Among people with hepatitis C virus (HCV), HIV status has no apparent bearing on the rate of survival three years following a diagnosis of hepatocellular carcinoma (HCC, the most common type of liver cancer).
Researchers analyzed data on 339 people with liver cancer and HIV/HCV coinfection who were members of a research cohort in Spain between 1999 and 2017. For a comparison group, the study authors selected 118 people with liver cancer who had HCV but not HIV and were patients of a liver unit at a Spanish hospital. The study participants were monitored every six months.
During the study’s follow-up period, 73% of the combined cohort died following their liver cancer diagnosis, 91% of them from liver-cancer-related causes.
After adjusting the data to account for various differences between the cohort members, the study authors found that HIV was not associated with a significant difference in the rate of death 36 months after participants received their liver cancer diagnosis. Nor were age, sex, drinking more than five drinks daily or a lack of hep C cure associated with a difference in this mortality rate.
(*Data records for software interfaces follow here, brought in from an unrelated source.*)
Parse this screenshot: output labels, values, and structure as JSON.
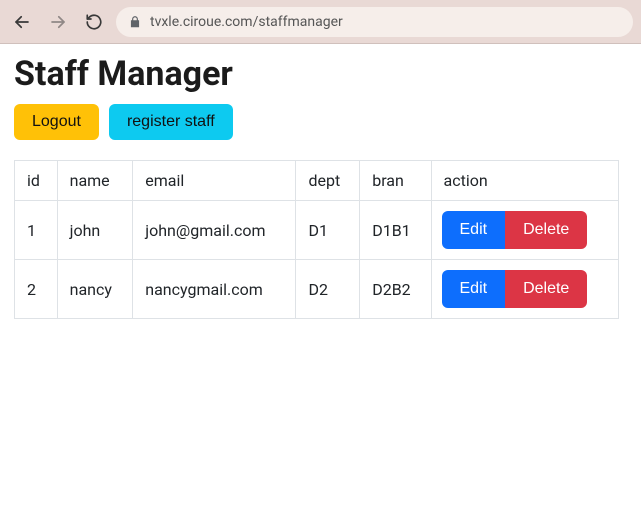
{
  "browser": {
    "url": "tvxle.ciroue.com/staffmanager"
  },
  "page": {
    "title": "Staff Manager"
  },
  "buttons": {
    "logout": "Logout",
    "register": "register staff",
    "edit": "Edit",
    "delete": "Delete"
  },
  "table": {
    "headers": {
      "id": "id",
      "name": "name",
      "email": "email",
      "dept": "dept",
      "bran": "bran",
      "action": "action"
    },
    "rows": [
      {
        "id": "1",
        "name": "john",
        "email": "john@gmail.com",
        "dept": "D1",
        "bran": "D1B1"
      },
      {
        "id": "2",
        "name": "nancy",
        "email": "nancygmail.com",
        "dept": "D2",
        "bran": "D2B2"
      }
    ]
  }
}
What was clearly tied to a worse three-year survival rate was being diagnosed with liver cancer at a more advanced stage of the disease.
Daniel S. Fierer, MD, an infectious disease specialist at the Icahn School of Medicine at Mt. Sinai in New York City who was not involved with the study, says it “lends further evidence for the need for regular surveillance in all patients—with or without HIV infection—who have advanced liver disease with twice-yearly ultrasounds [in order] to make the diagnosis of liver cancer at the earliest possible stage.”